“I was sitting down and eating when I thought wait a minute. He made no response to me. He didn’t say anything. He just stared. I saw him full front just standing there, still, arms to his side. Right then I went back to see if the guy was there, but he wasn’t. I hadn’t heard anything about ghosts on the Hornet before that.”
Though she laughs when she tells about this experience, Daphne has stopped eating in the Flight Mess.
Doors open unexpectedly. People appear when you think about them. Invisible presences look over your shoulder or brush up against you. These are just a few of the things people working aboard the Hornet have experienced.
Is there a rational explanation?

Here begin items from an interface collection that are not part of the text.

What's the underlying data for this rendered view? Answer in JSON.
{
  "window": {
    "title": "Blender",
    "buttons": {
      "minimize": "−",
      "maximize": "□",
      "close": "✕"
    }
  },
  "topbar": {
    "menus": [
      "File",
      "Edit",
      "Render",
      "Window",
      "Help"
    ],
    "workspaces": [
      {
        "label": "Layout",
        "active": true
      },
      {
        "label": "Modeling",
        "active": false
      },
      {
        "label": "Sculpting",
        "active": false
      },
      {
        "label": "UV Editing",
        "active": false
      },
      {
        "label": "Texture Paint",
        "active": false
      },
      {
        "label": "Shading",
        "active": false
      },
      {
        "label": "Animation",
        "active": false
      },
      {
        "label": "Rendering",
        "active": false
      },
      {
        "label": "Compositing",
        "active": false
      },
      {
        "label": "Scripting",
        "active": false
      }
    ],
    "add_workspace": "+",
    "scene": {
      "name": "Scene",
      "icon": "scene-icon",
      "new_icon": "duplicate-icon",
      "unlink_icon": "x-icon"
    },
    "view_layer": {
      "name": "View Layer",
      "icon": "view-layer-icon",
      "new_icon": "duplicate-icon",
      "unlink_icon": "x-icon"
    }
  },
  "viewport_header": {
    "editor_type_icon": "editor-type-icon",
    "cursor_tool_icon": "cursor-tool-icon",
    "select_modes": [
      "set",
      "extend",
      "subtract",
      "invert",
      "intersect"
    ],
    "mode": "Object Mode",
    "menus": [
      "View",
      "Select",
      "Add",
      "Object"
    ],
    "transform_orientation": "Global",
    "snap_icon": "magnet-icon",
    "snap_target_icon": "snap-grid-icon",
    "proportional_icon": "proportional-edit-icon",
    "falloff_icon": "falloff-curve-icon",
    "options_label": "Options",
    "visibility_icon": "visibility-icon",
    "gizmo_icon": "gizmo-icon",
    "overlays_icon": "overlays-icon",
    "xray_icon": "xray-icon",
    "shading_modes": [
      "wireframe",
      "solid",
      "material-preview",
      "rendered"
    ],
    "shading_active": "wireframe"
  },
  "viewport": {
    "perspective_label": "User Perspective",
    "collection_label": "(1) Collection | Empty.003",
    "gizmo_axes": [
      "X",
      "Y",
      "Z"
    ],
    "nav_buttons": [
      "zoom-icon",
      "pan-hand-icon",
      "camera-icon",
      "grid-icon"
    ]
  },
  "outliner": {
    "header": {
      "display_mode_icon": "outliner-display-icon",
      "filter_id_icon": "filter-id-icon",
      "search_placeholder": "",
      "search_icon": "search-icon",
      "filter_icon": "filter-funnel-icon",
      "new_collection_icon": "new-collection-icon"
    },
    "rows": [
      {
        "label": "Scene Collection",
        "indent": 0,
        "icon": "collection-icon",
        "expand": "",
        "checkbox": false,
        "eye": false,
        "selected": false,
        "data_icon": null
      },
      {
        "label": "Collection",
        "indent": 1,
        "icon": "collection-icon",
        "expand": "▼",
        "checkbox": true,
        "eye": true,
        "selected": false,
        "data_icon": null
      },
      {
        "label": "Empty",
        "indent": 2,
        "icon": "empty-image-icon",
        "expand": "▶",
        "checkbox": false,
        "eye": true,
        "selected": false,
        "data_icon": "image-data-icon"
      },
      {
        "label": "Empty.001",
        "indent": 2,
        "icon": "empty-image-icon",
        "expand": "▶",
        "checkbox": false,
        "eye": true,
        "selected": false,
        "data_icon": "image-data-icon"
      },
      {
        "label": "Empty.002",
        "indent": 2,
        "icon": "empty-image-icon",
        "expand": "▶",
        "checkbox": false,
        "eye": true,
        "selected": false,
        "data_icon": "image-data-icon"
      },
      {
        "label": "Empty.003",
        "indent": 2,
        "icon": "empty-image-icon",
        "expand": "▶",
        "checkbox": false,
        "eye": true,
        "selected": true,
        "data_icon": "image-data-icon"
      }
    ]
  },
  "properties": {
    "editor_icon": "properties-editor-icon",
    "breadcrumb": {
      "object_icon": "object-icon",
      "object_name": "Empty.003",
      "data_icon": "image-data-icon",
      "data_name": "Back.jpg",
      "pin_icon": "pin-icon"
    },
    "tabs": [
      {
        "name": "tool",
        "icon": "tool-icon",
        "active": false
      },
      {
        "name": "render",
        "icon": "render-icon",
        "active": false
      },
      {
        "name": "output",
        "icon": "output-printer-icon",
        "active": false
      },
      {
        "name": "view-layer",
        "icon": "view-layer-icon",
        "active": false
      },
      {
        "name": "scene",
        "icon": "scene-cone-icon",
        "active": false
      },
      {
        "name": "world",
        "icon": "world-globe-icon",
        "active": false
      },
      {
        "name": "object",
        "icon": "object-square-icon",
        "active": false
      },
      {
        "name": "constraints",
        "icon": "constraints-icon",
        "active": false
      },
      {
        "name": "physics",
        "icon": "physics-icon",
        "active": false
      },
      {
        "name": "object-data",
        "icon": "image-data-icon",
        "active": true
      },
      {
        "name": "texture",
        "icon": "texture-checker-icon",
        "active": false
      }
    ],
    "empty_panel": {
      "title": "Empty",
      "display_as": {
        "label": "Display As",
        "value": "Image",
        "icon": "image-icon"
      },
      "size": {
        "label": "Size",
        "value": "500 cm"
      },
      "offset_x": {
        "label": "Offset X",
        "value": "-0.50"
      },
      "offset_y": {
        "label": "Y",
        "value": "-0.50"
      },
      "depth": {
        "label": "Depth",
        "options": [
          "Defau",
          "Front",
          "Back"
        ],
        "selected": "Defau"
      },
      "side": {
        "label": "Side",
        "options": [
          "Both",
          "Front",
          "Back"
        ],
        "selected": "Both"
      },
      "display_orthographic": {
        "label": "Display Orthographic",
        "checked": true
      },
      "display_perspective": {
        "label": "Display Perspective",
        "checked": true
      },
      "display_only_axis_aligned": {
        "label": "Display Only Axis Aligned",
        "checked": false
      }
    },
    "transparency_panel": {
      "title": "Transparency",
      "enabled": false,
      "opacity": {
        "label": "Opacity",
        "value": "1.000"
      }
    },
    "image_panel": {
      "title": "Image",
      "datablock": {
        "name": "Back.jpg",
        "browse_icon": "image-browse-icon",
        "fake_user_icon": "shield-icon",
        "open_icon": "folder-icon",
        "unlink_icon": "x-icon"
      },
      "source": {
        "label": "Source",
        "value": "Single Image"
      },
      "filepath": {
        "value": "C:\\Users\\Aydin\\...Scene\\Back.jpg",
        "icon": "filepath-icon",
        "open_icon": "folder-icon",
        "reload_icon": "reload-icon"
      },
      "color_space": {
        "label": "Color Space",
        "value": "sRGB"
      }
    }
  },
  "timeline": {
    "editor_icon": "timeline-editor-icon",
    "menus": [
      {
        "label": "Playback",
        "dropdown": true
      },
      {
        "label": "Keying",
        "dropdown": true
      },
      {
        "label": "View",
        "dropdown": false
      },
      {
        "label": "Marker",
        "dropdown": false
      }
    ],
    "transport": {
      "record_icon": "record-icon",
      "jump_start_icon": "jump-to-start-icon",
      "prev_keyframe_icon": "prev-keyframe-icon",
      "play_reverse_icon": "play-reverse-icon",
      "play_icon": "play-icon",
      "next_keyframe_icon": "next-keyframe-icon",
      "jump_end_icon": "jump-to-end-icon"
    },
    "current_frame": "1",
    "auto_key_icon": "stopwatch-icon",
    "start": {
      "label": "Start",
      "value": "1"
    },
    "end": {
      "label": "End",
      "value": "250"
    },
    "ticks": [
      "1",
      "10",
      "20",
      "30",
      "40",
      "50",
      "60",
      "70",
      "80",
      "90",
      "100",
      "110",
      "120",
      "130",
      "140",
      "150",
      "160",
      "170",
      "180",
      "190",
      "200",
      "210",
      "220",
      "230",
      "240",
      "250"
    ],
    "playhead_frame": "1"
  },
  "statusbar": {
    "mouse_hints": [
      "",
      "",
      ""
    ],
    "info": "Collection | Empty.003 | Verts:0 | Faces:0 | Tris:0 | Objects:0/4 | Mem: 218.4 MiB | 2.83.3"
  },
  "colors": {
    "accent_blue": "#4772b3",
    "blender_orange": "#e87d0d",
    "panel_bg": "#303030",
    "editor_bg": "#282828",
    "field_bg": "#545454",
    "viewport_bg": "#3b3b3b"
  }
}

Loyd Auerbach, a parapsychologist who teaches at John F. Kennedy University, has been doing investigations of paranormal events for 20 years. He has some theories.
He says, “Two things could be going on. One is traditionally called a haunting. A location absorbs information, holding on to the past, sometimes referred to as residual memory. It’s like TV. There’s no interaction; no recognition. It’s like someone looking at you from out of a TV set. You can’t engage them.
“Apparition cases, which is what this appears to be because there’s some interaction, seem a bit more interactive. Someone has stuck around after death. The person may have unfinished business, or I’ve had cases where the ghosts have literally said they’re afraid to go on. That’s one factor.
“The other factor seems to be environmental. Something in the environment at the time of death allows that person to stick around. Magnetic fields, geomagnetic fields, the position of the earth—there are a whole bunch of things we’re looking at right now that affect psychic experience in general.
“It may be a time slip. People have reported seeing a different time as opposed to a memory of that time. But the people in that time, at the other end, also recognize and see that they’re there. In effect, we’re piercing the veil of time.”
Take your pick: ghosts, hauntings, apparitions, spirits, the wind, stray animals, fertile imaginations, wish fulfillment, mass hysteria, voice throwing, hallucinations, stowaways, time lapse—any and all of the above explanations may be true.
One thing does seem verifiable. The Hornet has been reborn from the hands of many midwives. Those involved with her want to preserve her past, to make sure future generations know her story. It’s taken incredible dedication to bring this about—from the Hornet foundation and its helpers, visible and invisible.
As for me, I have one more story to check out. It’s common knowledge that when the Hornet is at sea—and apparently this occurs in port, too—if you go to the stern of the ship at twilight, you’ll see a formation of planes following it, supposedly the Torpedo squadron, shot down at the battle of Midway. (They flew off the earlier Hornet—the one that sank.) Many former crew members have seen this formation, and they say you can still view it.
But it must be at twilight. Will you join me?
“I write to make sense of my life.” John Cheever